WHAT THE EXERCISE ASKS — Every line below should be copied exactly; drop the pictures.

(Entries from a dataset of interfaces)
◇ ◇ ◇ ◇ ◇

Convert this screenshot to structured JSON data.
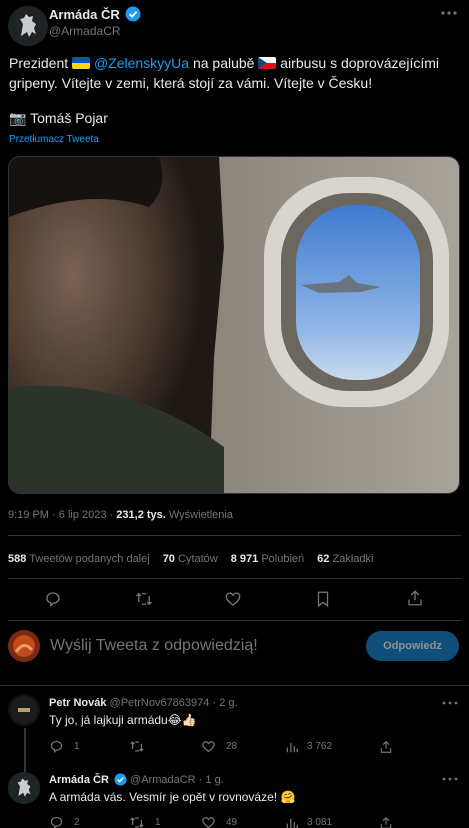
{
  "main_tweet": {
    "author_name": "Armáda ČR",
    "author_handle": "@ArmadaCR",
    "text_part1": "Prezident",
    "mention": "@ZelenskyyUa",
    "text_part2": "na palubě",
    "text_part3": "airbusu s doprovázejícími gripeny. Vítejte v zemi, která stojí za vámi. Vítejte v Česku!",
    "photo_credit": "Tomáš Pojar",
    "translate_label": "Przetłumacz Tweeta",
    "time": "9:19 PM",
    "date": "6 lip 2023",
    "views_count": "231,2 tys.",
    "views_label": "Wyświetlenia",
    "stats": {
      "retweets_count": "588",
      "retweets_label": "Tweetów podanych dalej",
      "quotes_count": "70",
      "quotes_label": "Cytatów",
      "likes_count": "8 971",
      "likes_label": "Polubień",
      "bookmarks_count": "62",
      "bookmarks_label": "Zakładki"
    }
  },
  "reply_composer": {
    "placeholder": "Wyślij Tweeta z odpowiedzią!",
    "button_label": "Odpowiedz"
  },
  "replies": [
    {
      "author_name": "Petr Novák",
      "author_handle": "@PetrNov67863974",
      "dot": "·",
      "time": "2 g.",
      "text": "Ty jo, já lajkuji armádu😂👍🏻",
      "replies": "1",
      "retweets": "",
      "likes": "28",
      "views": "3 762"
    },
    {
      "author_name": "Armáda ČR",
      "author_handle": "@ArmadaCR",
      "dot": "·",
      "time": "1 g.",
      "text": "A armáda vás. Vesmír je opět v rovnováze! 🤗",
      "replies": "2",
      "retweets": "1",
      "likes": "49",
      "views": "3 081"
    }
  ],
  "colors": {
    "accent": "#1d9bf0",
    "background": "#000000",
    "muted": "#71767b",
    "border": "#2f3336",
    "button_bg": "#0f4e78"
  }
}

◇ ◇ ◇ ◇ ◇

ANSWER TO THIS PROBLEM —
Convert this screenshot to structured JSON data.
{
  "main_tweet": {
    "author_name": "Armáda ČR",
    "author_handle": "@ArmadaCR",
    "text_part1": "Prezident",
    "mention": "@ZelenskyyUa",
    "text_part2": "na palubě",
    "text_part3": "airbusu s doprovázejícími gripeny. Vítejte v zemi, která stojí za vámi. Vítejte v Česku!",
    "photo_credit": "Tomáš Pojar",
    "translate_label": "Przetłumacz Tweeta",
    "time": "9:19 PM",
    "date": "6 lip 2023",
    "views_count": "231,2 tys.",
    "views_label": "Wyświetlenia",
    "stats": {
      "retweets_count": "588",
      "retweets_label": "Tweetów podanych dalej",
      "quotes_count": "70",
      "quotes_label": "Cytatów",
      "likes_count": "8 971",
      "likes_label": "Polubień",
      "bookmarks_count": "62",
      "bookmarks_label": "Zakładki"
    }
  },
  "reply_composer": {
    "placeholder": "Wyślij Tweeta z odpowiedzią!",
    "button_label": "Odpowiedz"
  },
  "replies": [
    {
      "author_name": "Petr Novák",
      "author_handle": "@PetrNov67863974",
      "dot": "·",
      "time": "2 g.",
      "text": "Ty jo, já lajkuji armádu😂👍🏻",
      "replies": "1",
      "retweets": "",
      "likes": "28",
      "views": "3 762"
    },
    {
      "author_name": "Armáda ČR",
      "author_handle": "@ArmadaCR",
      "dot": "·",
      "time": "1 g.",
      "text": "A armáda vás. Vesmír je opět v rovnováze! 🤗",
      "replies": "2",
      "retweets": "1",
      "likes": "49",
      "views": "3 081"
    }
  ],
  "colors": {
    "accent": "#1d9bf0",
    "background": "#000000",
    "muted": "#71767b",
    "border": "#2f3336",
    "button_bg": "#0f4e78"
  }
}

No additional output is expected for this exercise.